Journal: Clinical cancer research : an official journal of the American Association for Cancer Research

DNA Methylation of Tumor Suppressor Genes in Pituitary Neuroendocrine Tumors.
Epigenetic alterations may play a role in the development and behavior of pituitary neuroendocrine tumors (PitNETs). To evaluate the effect of methylation of tumor suppressor genes (TSGs) on their gene expression and on the behavior of PitNETs. We used methylation-specific multiplex ligation-dependent probe amplification and quantitative real-time PCR techniques to analyze the DNA-promoter hypermethylation and gene expression of 35 TSGs in 105 PitNETs. We defined functionality, size, and invasiveness of tumors according to their clinical manifestations, Hardy's classification, and MRI invasiveness of the cavernous sinus, respectively. We observed different methylation patterns among PitNET subtypes. The methylation status of TP73 correlated negatively with its gene expression in the overall series (P = 0.013) and in some subtypes. MSH6 and CADM1 showed higher methylation frequency in macroadenomas than in microadenomas in the overall series and in corticotroph PitNETs (all P ≤ 0.053). ESR1 and RASSF1 were more highly methylated in noninvasive than in invasive tumors in the overall series (P = 0.054 and P = 0.031, respectively) and in the gonadotroph subtype (P = 0.055 and P = 0.050, respectively). ESR1 and CASP8 appeared more hypermethylated in functioning than in silent corticotroph tumors (P = 0.034 and P = 0.034, respectively). DNA methylation of TSGs has a selective effect on their gene expression and on the growth and invasiveness of PitNETs. Its involvement in their functionality is biased because all silent operated tumors are macroadenomas, whereas all operated microadenomas are functioning ones. Therefore, the subtypes of PitNETs should be considered different entities.
Publication Date: 2018-11-14
Journal: The Journal of clinical endocrinology and metabolism

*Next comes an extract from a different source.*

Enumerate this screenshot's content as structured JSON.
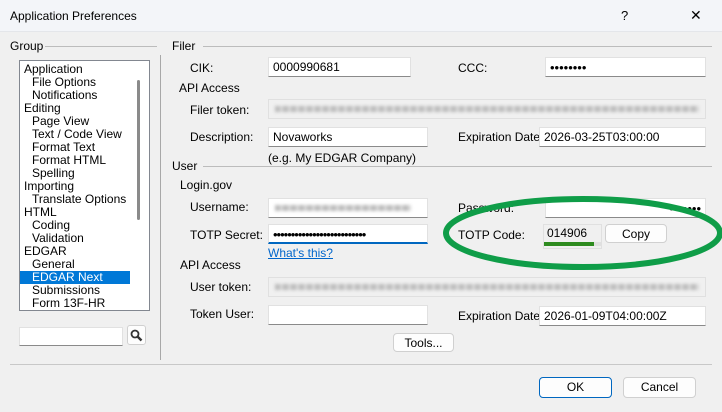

A novel somatic mutation of SIN3A detected in breast cancer by whole-exome sequencing enhances cell proliferation through ERα expression.
Breast cancer is the most frequent tumor in women, and in nearly two-thirds of cases, the tumors express estrogen receptor α (ERα, encoded by ESR1). Here, we performed whole-exome sequencing of 16 breast cancer tissues classified according to ESR1 expression and 12 samples of whole blood, and detected 310 somatic mutations in cancer tissues with high levels of ESR1 expression. Of the somatic mutations validated by a different deep sequencer, a novel nonsense somatic mutation, c.2830 C>T; p.Gln944*, in transcriptional regulator switch-independent 3 family member A (SIN3A) was detected in breast cancer of a patient. Part of the mutant protein localized in the cytoplasm in contrast to the nuclear localization of ERα, and induced a significant increase in ESR1 mRNA. The SIN3A mutation obviously enhanced MCF7 cell proliferation. In tissue sections from the breast cancer patient with the SIN3A c.2830 C>T mutation, cytoplasmic SIN3A localization was detected within the tumor regions where nuclear enlargement was observed. The reduction in SIN3A mRNA correlates with the recurrence of ER-positive breast cancers on Kaplan-Meier plots. These observations reveal that the SIN3A mutation has lost its transcriptional repression function due to its cytoplasmic localization, and that this repression may contribute to the progression of breast cancer.
Publication Date: 2018-10-31
Journal: Scientific reports

breast cancer patients(5)

tumors p(6)

gene esr1(6)

receptor ar(6)

alpha esr1(6)

luminal b(6)

immunohistochemistry ihc(5)

tumor protein(4)

erα esr1(3)

pgr erbb2(3)

50 cases(2)

survival p(2)

respectively p(2)

esr1 esr2(2)